“The Burnaby Mountain Gondola project will create a safe and reliable transit option for Burnaby residents travelling to and from Burnaby Mountain,” said Mayor Mike Hurley, in a statement. “By taking cars and buses off the road it will be one of the many changes we must make in our city to achieve the aggressive targets we’ve set for reducing carbon emissions. Before endorsing this project, council stressed the importance of consultation with residents, businesses and First Nations, and we expect that dialogue to continue should this project move forward.”

The Burnaby Mountain Gondola would provide service between SkyTrain and Burnaby Mountain for the 25,000 daily trips made by SFU students, staff, faculty, and residents. Gondola cabins would depart every minute, carrying more people up the mountain per hour than current bus services and in about half the time. 

Route two would have been Production Way - University Station, also to the SFU bus exchange but with an angle station located east of the bend in Gaglardi Way. Route three saw the option of Lake City Way Station suggested (with an angle station located on the eastern side of Centennial Way and Burnaby Mountain Parkway) to south of South Campus Way. 

TransLink’s concept designs for the route anticipate only five towers along the entire route, with no towers in the Forest Grove neighbourhood.
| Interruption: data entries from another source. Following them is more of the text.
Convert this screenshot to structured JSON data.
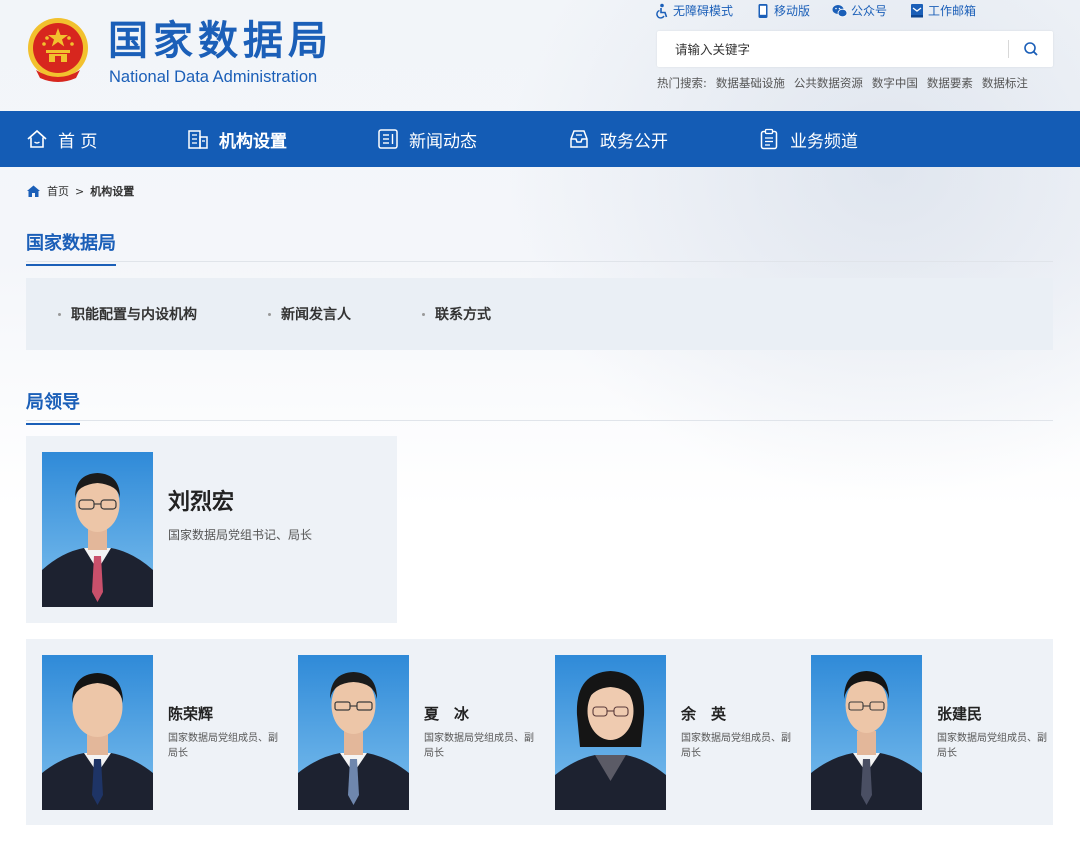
{
  "header": {
    "logo_cn": "国家数据局",
    "logo_en": "National Data Administration",
    "top_links": [
      {
        "label": "无障碍模式",
        "icon": "wheelchair-icon"
      },
      {
        "label": "移动版",
        "icon": "mobile-icon"
      },
      {
        "label": "公众号",
        "icon": "wechat-icon"
      },
      {
        "label": "工作邮箱",
        "icon": "mail-icon"
      }
    ],
    "search": {
      "placeholder": "请输入关键字"
    },
    "hot_label": "热门搜索:",
    "hot_keywords": [
      "数据基础设施",
      "公共数据资源",
      "数字中国",
      "数据要素",
      "数据标注"
    ]
  },
  "nav": {
    "items": [
      {
        "label": "首 页",
        "icon": "home-icon"
      },
      {
        "label": "机构设置",
        "icon": "building-icon"
      },
      {
        "label": "新闻动态",
        "icon": "news-icon"
      },
      {
        "label": "政务公开",
        "icon": "inbox-icon"
      },
      {
        "label": "业务频道",
        "icon": "clipboard-icon"
      }
    ],
    "active": "机构设置"
  },
  "breadcrumb": {
    "home": "首页",
    "separator": ">",
    "current": "机构设置"
  },
  "org": {
    "title": "国家数据局",
    "sub_links": [
      "职能配置与内设机构",
      "新闻发言人",
      "联系方式"
    ]
  },
  "leaders": {
    "title": "局领导",
    "chief": {
      "name": "刘烈宏",
      "title": "国家数据局党组书记、局长"
    },
    "deputies": [
      {
        "name": "陈荣辉",
        "title": "国家数据局党组成员、副局长"
      },
      {
        "name": "夏　冰",
        "title": "国家数据局党组成员、副局长"
      },
      {
        "name": "余　英",
        "title": "国家数据局党组成员、副局长"
      },
      {
        "name": "张建民",
        "title": "国家数据局党组成员、副局长"
      }
    ]
  },
  "colors": {
    "primary": "#145cb5",
    "brand_text": "#1b5fb8",
    "panel": "#eef2f7",
    "emblem_red": "#d7261e",
    "emblem_gold": "#f2c12e"
  }
}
Many Forest Grove residents have expressed opposition to the project due to such concerns as noise and a loss of privacy.

According to a previous City of Burnaby report, Forest Grove residents have expressed concerns about the following specific aspects of the project: 

  • Noise, privacy, visual presence, property impacts and compensation
  • System safety and objects falling from cabins
  • Environmental impacts including trees, streams and land
  • Exploring alternative transit solutions, including battery electric buses

"TransLink recognizes that many people in Forest Grove still have concerns about the project," the report states. 

"Some of these cannot be fully resolved until the project is at a more advanced stage of design, and funded. That is not possible at this time because it is currently a planning exercise; not a funded capital project." 

TransLink has previously said it would compensate the two multi-family properties that are beneath route one for passage over their lands and the gondola will not exceed background noise levels in Forest Grove.